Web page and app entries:
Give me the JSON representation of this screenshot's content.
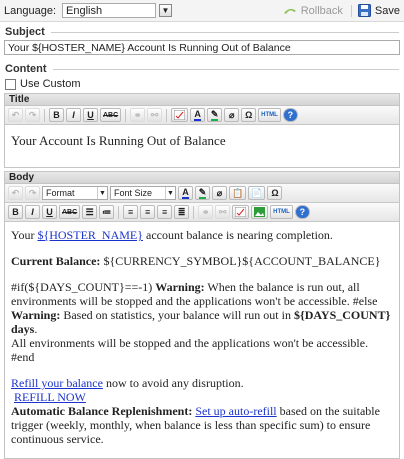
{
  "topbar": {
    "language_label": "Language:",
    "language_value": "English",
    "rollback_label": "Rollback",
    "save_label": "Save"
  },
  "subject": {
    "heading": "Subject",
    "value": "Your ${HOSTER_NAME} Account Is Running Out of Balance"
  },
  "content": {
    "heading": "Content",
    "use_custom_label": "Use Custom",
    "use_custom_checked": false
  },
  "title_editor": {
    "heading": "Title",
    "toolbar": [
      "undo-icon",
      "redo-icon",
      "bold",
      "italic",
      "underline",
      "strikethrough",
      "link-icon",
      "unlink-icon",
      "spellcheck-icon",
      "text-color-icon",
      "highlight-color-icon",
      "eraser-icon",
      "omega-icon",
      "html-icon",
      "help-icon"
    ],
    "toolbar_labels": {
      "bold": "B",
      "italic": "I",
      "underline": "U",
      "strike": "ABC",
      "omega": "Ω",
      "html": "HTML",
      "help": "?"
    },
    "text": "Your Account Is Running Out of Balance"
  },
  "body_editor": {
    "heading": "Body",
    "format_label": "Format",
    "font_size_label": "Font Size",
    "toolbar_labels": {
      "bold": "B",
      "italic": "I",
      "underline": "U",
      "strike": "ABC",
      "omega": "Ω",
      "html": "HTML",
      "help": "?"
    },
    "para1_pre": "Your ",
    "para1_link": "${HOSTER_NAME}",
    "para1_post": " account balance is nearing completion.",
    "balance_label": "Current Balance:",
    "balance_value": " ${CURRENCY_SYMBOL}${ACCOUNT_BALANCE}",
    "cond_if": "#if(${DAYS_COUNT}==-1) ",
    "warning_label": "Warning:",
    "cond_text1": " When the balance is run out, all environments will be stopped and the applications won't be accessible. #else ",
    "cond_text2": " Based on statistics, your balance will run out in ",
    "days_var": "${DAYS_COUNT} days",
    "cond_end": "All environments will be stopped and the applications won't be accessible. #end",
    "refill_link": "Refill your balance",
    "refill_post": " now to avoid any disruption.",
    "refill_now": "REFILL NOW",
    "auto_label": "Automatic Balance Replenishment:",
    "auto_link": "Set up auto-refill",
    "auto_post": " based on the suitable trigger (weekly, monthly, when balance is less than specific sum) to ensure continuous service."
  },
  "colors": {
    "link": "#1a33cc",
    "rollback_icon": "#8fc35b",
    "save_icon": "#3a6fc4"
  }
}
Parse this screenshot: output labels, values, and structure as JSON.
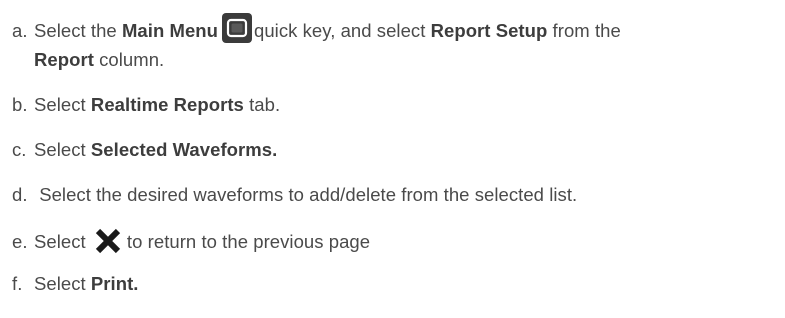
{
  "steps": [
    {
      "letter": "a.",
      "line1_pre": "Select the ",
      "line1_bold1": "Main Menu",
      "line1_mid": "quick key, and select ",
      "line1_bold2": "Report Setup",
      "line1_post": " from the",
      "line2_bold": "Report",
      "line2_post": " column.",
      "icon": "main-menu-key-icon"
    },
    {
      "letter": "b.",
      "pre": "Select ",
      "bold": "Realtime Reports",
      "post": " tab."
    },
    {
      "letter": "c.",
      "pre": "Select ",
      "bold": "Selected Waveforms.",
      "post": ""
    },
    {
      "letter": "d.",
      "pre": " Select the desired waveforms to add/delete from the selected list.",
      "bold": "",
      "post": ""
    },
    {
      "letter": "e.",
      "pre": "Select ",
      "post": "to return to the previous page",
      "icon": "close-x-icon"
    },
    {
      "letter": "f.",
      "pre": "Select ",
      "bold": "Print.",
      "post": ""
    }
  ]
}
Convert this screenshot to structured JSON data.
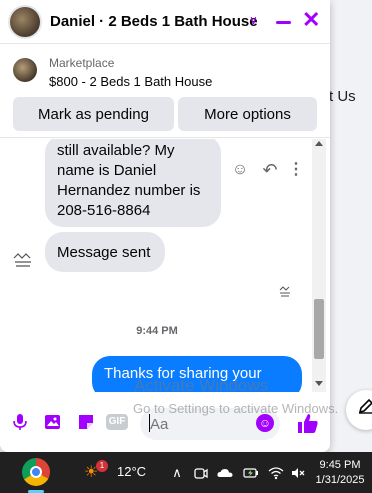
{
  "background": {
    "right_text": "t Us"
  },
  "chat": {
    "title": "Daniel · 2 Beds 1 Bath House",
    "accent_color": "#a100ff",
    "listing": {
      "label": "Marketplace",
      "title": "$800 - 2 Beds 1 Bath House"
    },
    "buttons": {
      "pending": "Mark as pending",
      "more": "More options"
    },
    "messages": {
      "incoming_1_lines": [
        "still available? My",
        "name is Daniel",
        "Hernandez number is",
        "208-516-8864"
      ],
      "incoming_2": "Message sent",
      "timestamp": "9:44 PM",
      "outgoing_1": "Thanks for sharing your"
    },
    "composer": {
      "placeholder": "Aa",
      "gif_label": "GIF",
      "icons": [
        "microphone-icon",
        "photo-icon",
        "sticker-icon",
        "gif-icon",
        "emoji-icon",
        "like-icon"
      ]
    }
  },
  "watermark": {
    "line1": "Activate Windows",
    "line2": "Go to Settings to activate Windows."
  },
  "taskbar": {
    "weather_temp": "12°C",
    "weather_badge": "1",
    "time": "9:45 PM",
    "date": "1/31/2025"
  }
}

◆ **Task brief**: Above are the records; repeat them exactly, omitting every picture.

◆ **Answer box**:
Give me the JSON representation of this screenshot's content.
{
  "topbar": {
    "language_label": "Language:",
    "language_value": "English",
    "rollback_label": "Rollback",
    "save_label": "Save"
  },
  "subject": {
    "heading": "Subject",
    "value": "Your ${HOSTER_NAME} Account Is Running Out of Balance"
  },
  "content": {
    "heading": "Content",
    "use_custom_label": "Use Custom",
    "use_custom_checked": false
  },
  "title_editor": {
    "heading": "Title",
    "toolbar": [
      "undo-icon",
      "redo-icon",
      "bold",
      "italic",
      "underline",
      "strikethrough",
      "link-icon",
      "unlink-icon",
      "spellcheck-icon",
      "text-color-icon",
      "highlight-color-icon",
      "eraser-icon",
      "omega-icon",
      "html-icon",
      "help-icon"
    ],
    "toolbar_labels": {
      "bold": "B",
      "italic": "I",
      "underline": "U",
      "strike": "ABC",
      "omega": "Ω",
      "html": "HTML",
      "help": "?"
    },
    "text": "Your Account Is Running Out of Balance"
  },
  "body_editor": {
    "heading": "Body",
    "format_label": "Format",
    "font_size_label": "Font Size",
    "toolbar_labels": {
      "bold": "B",
      "italic": "I",
      "underline": "U",
      "strike": "ABC",
      "omega": "Ω",
      "html": "HTML",
      "help": "?"
    },
    "para1_pre": "Your ",
    "para1_link": "${HOSTER_NAME}",
    "para1_post": " account balance is nearing completion.",
    "balance_label": "Current Balance:",
    "balance_value": " ${CURRENCY_SYMBOL}${ACCOUNT_BALANCE}",
    "cond_if": "#if(${DAYS_COUNT}==-1) ",
    "warning_label": "Warning:",
    "cond_text1": " When the balance is run out, all environments will be stopped and the applications won't be accessible. #else ",
    "cond_text2": " Based on statistics, your balance will run out in ",
    "days_var": "${DAYS_COUNT} days",
    "cond_end": "All environments will be stopped and the applications won't be accessible. #end",
    "refill_link": "Refill your balance",
    "refill_post": " now to avoid any disruption.",
    "refill_now": "REFILL NOW",
    "auto_label": "Automatic Balance Replenishment:",
    "auto_link": "Set up auto-refill",
    "auto_post": " based on the suitable trigger (weekly, monthly, when balance is less than specific sum) to ensure continuous service."
  },
  "colors": {
    "link": "#1a33cc",
    "rollback_icon": "#8fc35b",
    "save_icon": "#3a6fc4"
  }
}
Parse this screenshot: output labels, values, and structure as JSON.
{
  "steps": [
    {
      "letter": "a.",
      "line1_pre": "Select the ",
      "line1_bold1": "Main Menu",
      "line1_mid": "quick key, and select ",
      "line1_bold2": "Report Setup",
      "line1_post": " from the",
      "line2_bold": "Report",
      "line2_post": " column.",
      "icon": "main-menu-key-icon"
    },
    {
      "letter": "b.",
      "pre": "Select ",
      "bold": "Realtime Reports",
      "post": " tab."
    },
    {
      "letter": "c.",
      "pre": "Select ",
      "bold": "Selected Waveforms.",
      "post": ""
    },
    {
      "letter": "d.",
      "pre": " Select the desired waveforms to add/delete from the selected list.",
      "bold": "",
      "post": ""
    },
    {
      "letter": "e.",
      "pre": "Select ",
      "post": "to return to the previous page",
      "icon": "close-x-icon"
    },
    {
      "letter": "f.",
      "pre": "Select ",
      "bold": "Print.",
      "post": ""
    }
  ]
}
Convert this screenshot to structured JSON data.
{
  "background": {
    "right_text": "t Us"
  },
  "chat": {
    "title": "Daniel · 2 Beds 1 Bath House",
    "accent_color": "#a100ff",
    "listing": {
      "label": "Marketplace",
      "title": "$800 - 2 Beds 1 Bath House"
    },
    "buttons": {
      "pending": "Mark as pending",
      "more": "More options"
    },
    "messages": {
      "incoming_1_lines": [
        "still available? My",
        "name is Daniel",
        "Hernandez number is",
        "208-516-8864"
      ],
      "incoming_2": "Message sent",
      "timestamp": "9:44 PM",
      "outgoing_1": "Thanks for sharing your"
    },
    "composer": {
      "placeholder": "Aa",
      "gif_label": "GIF",
      "icons": [
        "microphone-icon",
        "photo-icon",
        "sticker-icon",
        "gif-icon",
        "emoji-icon",
        "like-icon"
      ]
    }
  },
  "watermark": {
    "line1": "Activate Windows",
    "line2": "Go to Settings to activate Windows."
  },
  "taskbar": {
    "weather_temp": "12°C",
    "weather_badge": "1",
    "time": "9:45 PM",
    "date": "1/31/2025"
  }
}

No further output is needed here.